Pilotage, Inc. has none of the atmosphere generally associated with amateur flying: the grease-stained tarmac strip and the pungent smell of gasoline. Instead it is redolent of elegantly coiffed women and sizzling pizza. Pilotage is, in fact, a very smart shop located in a rear courtyard of a tiny suburban shopping center at 186A Skokie Valley Road, Highland Park, Ill. and dedicated exclusively to the needs of amateur pilots.
They come to Pilotage by the score and write in by the hundreds for flight jackets, flight helmets, flight cases and flight chronometers ("There are only two other places in the Chicago area where you can get chronometers like these," says Founder-Proprietor Bill Bennett, an ex-sportswriter), for flight charts, flight computers, map lights and flight logs ("We're working with an airline pilot on a design for a jet-age flight log"), for earphones, boom mikes, wind socks and captain's chairs ("For an extra $5 we put your plane's identification on the back"), for books, games, LPs, jewelry, and portable radios ("With this model you get a directional antenna, aviation weather forecasts, and you can tune in on tower talk. Even when they're at home or in their cars, a lot of pilots like to hear the tower talking to pilots"). There is an almost baffling array of exotica aimed at the flying buff—from a special windshield cleaner to special sunglasses.
Bennett is a slender, candid, somewhat diffident man who took up private flying only a couple of years ago even though he had flown all over the world on business and pleasure trips. It wasn't until he started taking flying lessons that he became aware of the almost exponential growth of aviation. In four years there had been a doubling of what the Federal Aviation Agency called "general aviation local operations"—i.e., private flying and instruction at FAA tower-operated airports—and by 1977, the FAA estimated, that figure would probably quintuple.
There was evidence of an increasing awareness of this market: two new publications devoted to sport flying had started and Abercrombie & Fitch had included four aviation items in its latest catalog. At the same time there were few places a flying buff could go to get everything he needed, "as boating enthusiasts do, or sports-car rallyists."
"I was impressed," says Bennett, "by all the stuff available for pilots and the fact that there was practically no place around for them to buy it."
He decided to start a place—"I always wanted to run my own business"—but not at an airport. "You don't have to go to a golf course to buy golf equipment," he says. "You don't have to go to the waterfront to buy boating equipment. One of the largest marine supplies stores in Chicago is miles from the lake." Moreover, an airport location would not help at all in one aspect of the business—"the mail-order potential here is fantastic." And finally he suspected what the airport might do to the personality of his shop. "Most airports are cold places.
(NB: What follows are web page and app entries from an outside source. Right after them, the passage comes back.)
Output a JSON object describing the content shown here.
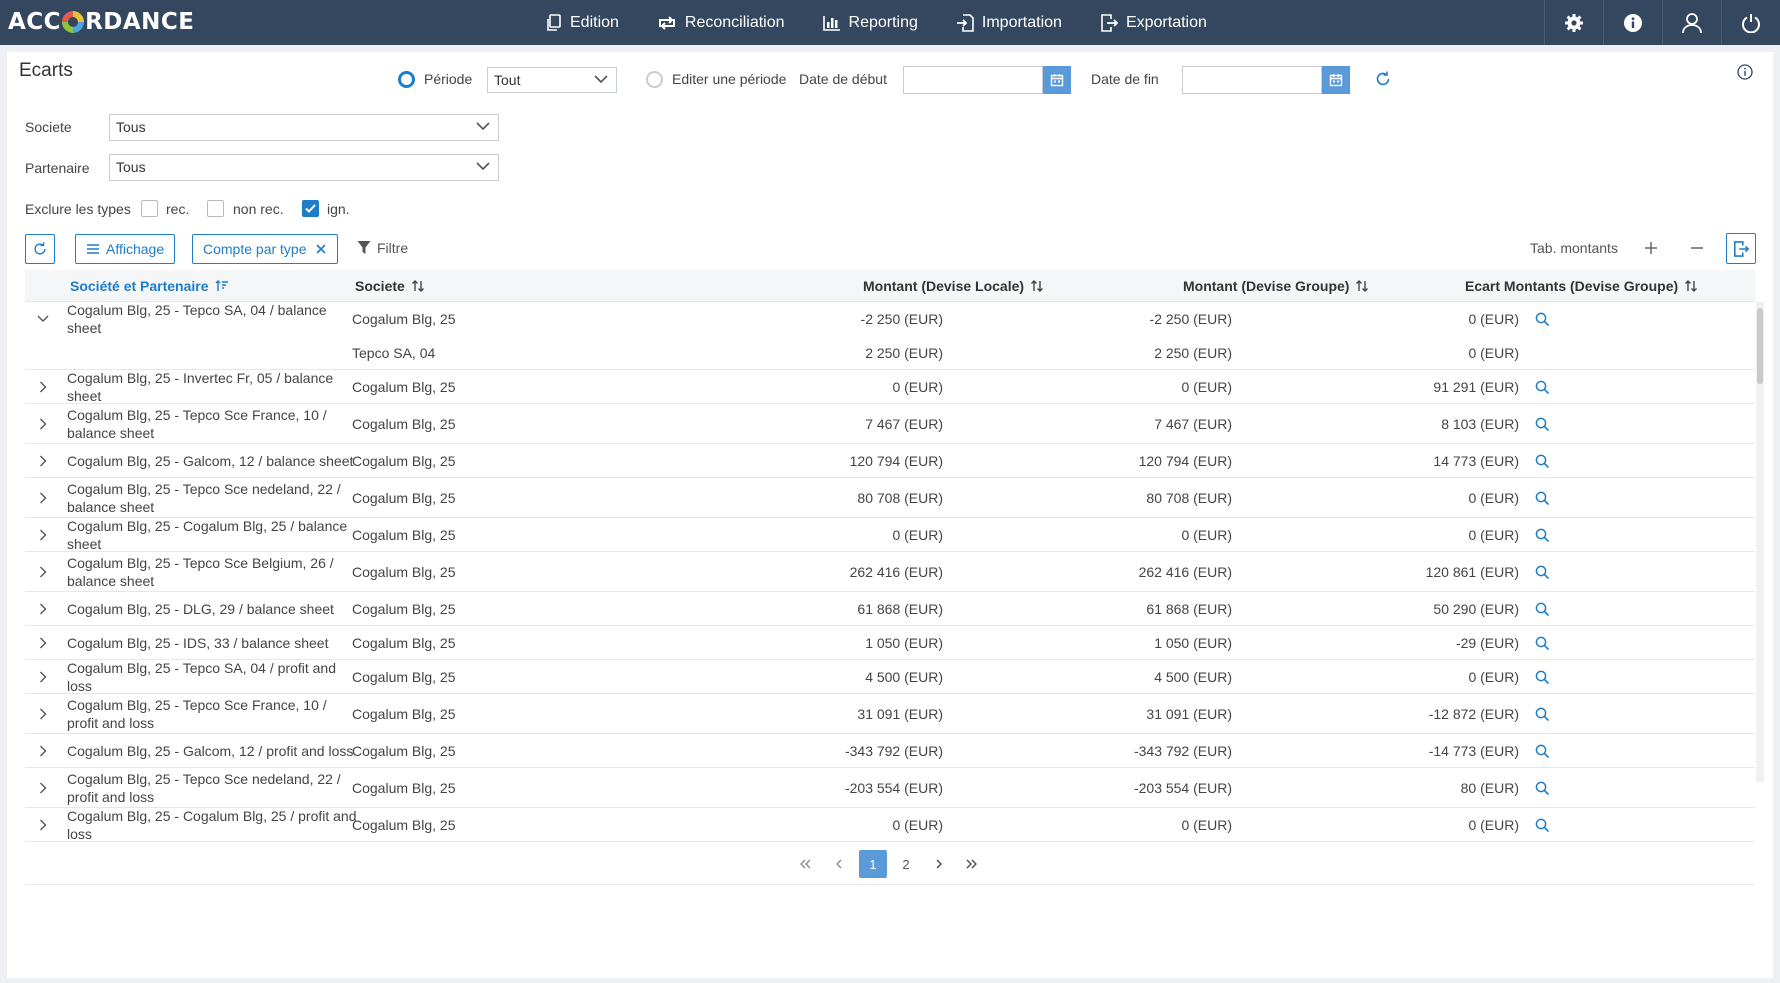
{
  "app": {
    "logo_left": "ACC",
    "logo_right": "RDANCE"
  },
  "nav": [
    {
      "label": "Edition",
      "icon": "copy-icon"
    },
    {
      "label": "Reconciliation",
      "icon": "swap-icon"
    },
    {
      "label": "Reporting",
      "icon": "bar-chart-icon"
    },
    {
      "label": "Importation",
      "icon": "import-icon"
    },
    {
      "label": "Exportation",
      "icon": "export-icon"
    }
  ],
  "page": {
    "title": "Ecarts"
  },
  "filters": {
    "periode_label": "Période",
    "periode_value": "Tout",
    "edit_periode_label": "Editer une période",
    "date_debut_label": "Date de début",
    "date_debut_value": "",
    "date_fin_label": "Date de fin",
    "date_fin_value": "",
    "societe_label": "Societe",
    "societe_value": "Tous",
    "partenaire_label": "Partenaire",
    "partenaire_value": "Tous",
    "exclude_label": "Exclure les types",
    "types": [
      {
        "label": "rec.",
        "checked": false
      },
      {
        "label": "non rec.",
        "checked": false
      },
      {
        "label": "ign.",
        "checked": true
      }
    ]
  },
  "toolbar": {
    "affichage_label": "Affichage",
    "compte_label": "Compte par type",
    "filtre_label": "Filtre",
    "tab_montants_label": "Tab. montants"
  },
  "table": {
    "columns": {
      "name": "Société et Partenaire",
      "societe": "Societe",
      "montant_locale": "Montant",
      "montant_locale_sub": "(Devise Locale)",
      "montant_groupe": "Montant",
      "montant_groupe_sub": "(Devise Groupe)",
      "ecart": "Ecart Montants",
      "ecart_sub": "(Devise Groupe)"
    },
    "rows": [
      {
        "name": "Cogalum Blg, 25 - Tepco SA, 04 / balance sheet",
        "societe": "Cogalum Blg, 25",
        "ml": "-2 250 (EUR)",
        "mg": "-2 250 (EUR)",
        "ec": "0 (EUR)"
      },
      {
        "name": "",
        "societe": "Tepco SA, 04",
        "ml": "2 250 (EUR)",
        "mg": "2 250 (EUR)",
        "ec": "0 (EUR)"
      },
      {
        "name": "Cogalum Blg, 25 - Invertec Fr, 05 / balance sheet",
        "societe": "Cogalum Blg, 25",
        "ml": "0 (EUR)",
        "mg": "0 (EUR)",
        "ec": "91 291 (EUR)"
      },
      {
        "name": "Cogalum Blg, 25 - Tepco Sce France, 10 / balance sheet",
        "societe": "Cogalum Blg, 25",
        "ml": "7 467 (EUR)",
        "mg": "7 467 (EUR)",
        "ec": "8 103 (EUR)"
      },
      {
        "name": "Cogalum Blg, 25 - Galcom, 12 / balance sheet",
        "societe": "Cogalum Blg, 25",
        "ml": "120 794 (EUR)",
        "mg": "120 794 (EUR)",
        "ec": "14 773 (EUR)"
      },
      {
        "name": "Cogalum Blg, 25 - Tepco Sce nedeland, 22 / balance sheet",
        "societe": "Cogalum Blg, 25",
        "ml": "80 708 (EUR)",
        "mg": "80 708 (EUR)",
        "ec": "0 (EUR)"
      },
      {
        "name": "Cogalum Blg, 25 - Cogalum Blg, 25 / balance sheet",
        "societe": "Cogalum Blg, 25",
        "ml": "0 (EUR)",
        "mg": "0 (EUR)",
        "ec": "0 (EUR)"
      },
      {
        "name": "Cogalum Blg, 25 - Tepco Sce Belgium, 26 / balance sheet",
        "societe": "Cogalum Blg, 25",
        "ml": "262 416 (EUR)",
        "mg": "262 416 (EUR)",
        "ec": "120 861 (EUR)"
      },
      {
        "name": "Cogalum Blg, 25 - DLG, 29 / balance sheet",
        "societe": "Cogalum Blg, 25",
        "ml": "61 868 (EUR)",
        "mg": "61 868 (EUR)",
        "ec": "50 290 (EUR)"
      },
      {
        "name": "Cogalum Blg, 25 - IDS, 33 / balance sheet",
        "societe": "Cogalum Blg, 25",
        "ml": "1 050 (EUR)",
        "mg": "1 050 (EUR)",
        "ec": "-29 (EUR)"
      },
      {
        "name": "Cogalum Blg, 25 - Tepco SA, 04 / profit and loss",
        "societe": "Cogalum Blg, 25",
        "ml": "4 500 (EUR)",
        "mg": "4 500 (EUR)",
        "ec": "0 (EUR)"
      },
      {
        "name": "Cogalum Blg, 25 - Tepco Sce France, 10 / profit and loss",
        "societe": "Cogalum Blg, 25",
        "ml": "31 091 (EUR)",
        "mg": "31 091 (EUR)",
        "ec": "-12 872 (EUR)"
      },
      {
        "name": "Cogalum Blg, 25 - Galcom, 12 / profit and loss",
        "societe": "Cogalum Blg, 25",
        "ml": "-343 792 (EUR)",
        "mg": "-343 792 (EUR)",
        "ec": "-14 773 (EUR)"
      },
      {
        "name": "Cogalum Blg, 25 - Tepco Sce nedeland, 22 / profit and loss",
        "societe": "Cogalum Blg, 25",
        "ml": "-203 554 (EUR)",
        "mg": "-203 554 (EUR)",
        "ec": "80 (EUR)"
      },
      {
        "name": "Cogalum Blg, 25 - Cogalum Blg, 25 / profit and loss",
        "societe": "Cogalum Blg, 25",
        "ml": "0 (EUR)",
        "mg": "0 (EUR)",
        "ec": "0 (EUR)"
      }
    ]
  },
  "pagination": {
    "pages": [
      "1",
      "2"
    ],
    "current": "1"
  }
}
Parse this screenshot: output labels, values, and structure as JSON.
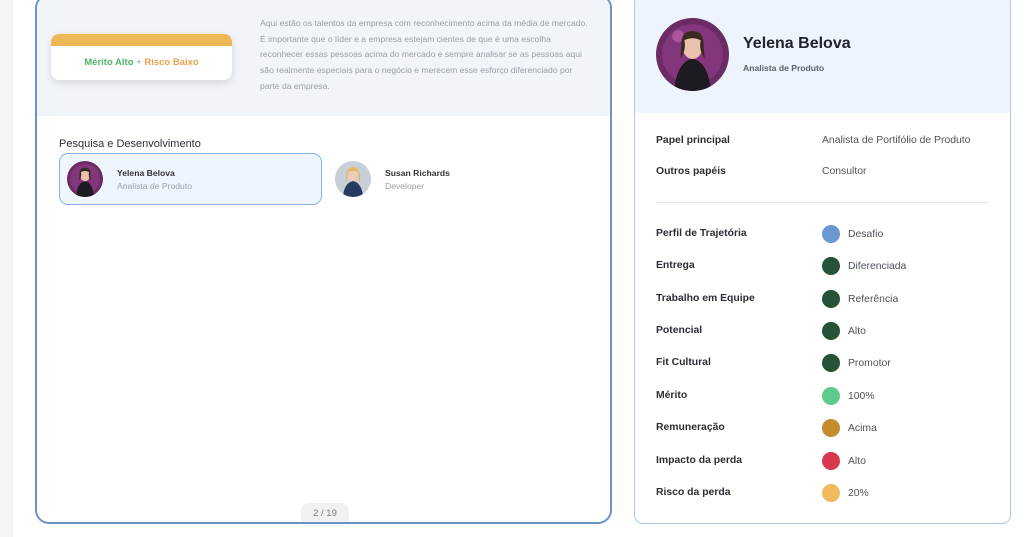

You can't even find people to talk to at a lot of private airports." He wanted the store to be "a center for fun—a place to come in and chat and talk flying." So he looked for a congenial spot away from an airport and near an expressway. He found it just a few hundred feet from where Edens Expressway ends its run north from Chicago and merges with Skokie Highway.
At the age of 43, Bill Bennett decided to put his life's savings into the venture. ("My wife had a full-time job as a chemist so it wasn't as if we couldn't eat.") He took out ads in flying publications and in the Chicago Tribune. And he hung up the name in foot-high letters at the top of the store. "Pilotage," he explains, "is simply an historic form of air navigation. You use ground references—a railroad, a toll road. It comes from the days when there were no air maps, only road maps. You'd get up in the air in New Jersey and follow the New York Central and Santa Fe tracks to California." Bennett used pilotage in building his inventory. "I made a lot of mistakes," he admits, "because there was nobody around to tell me what was good and what was not."
Today he has an inventory of hundreds of items, ranging in cost from 10¢ (for an out-of-date air chart "that can be used as wall decoration for a recreation room") to $129.95 (for the top-of-the-line radio). It includes everything from pemmican (for survival kits) to a Human Element Range Extender (a portable plastic urinal), from a Snoopy doll in goggles and soft flying helmet (for chasing the Red Baron) to such book titles as Medical Aspects of High Altitude Flight and Planes of the Royal Air Force Since 1917 (at a hefty $17.50 a copy).
The shop has given Bill Bennett a great deal of pleasure. It has given him the joy of ownership: "I like to come in and vacuum the floors, because it's my shop," he says. It has given him the pleasure of authority: "I think I know more about certain aspects of flight merchandising than anybody else. I can tell you what are the best materials to get for flight instruction when even an instructor might not know; he won't have seen them all." It has failed to give him only one thing: the time to go out and enjoy flying. "I haven't even gotten my private pilot's ticket yet," he says with a frown. "Just too busy around the store."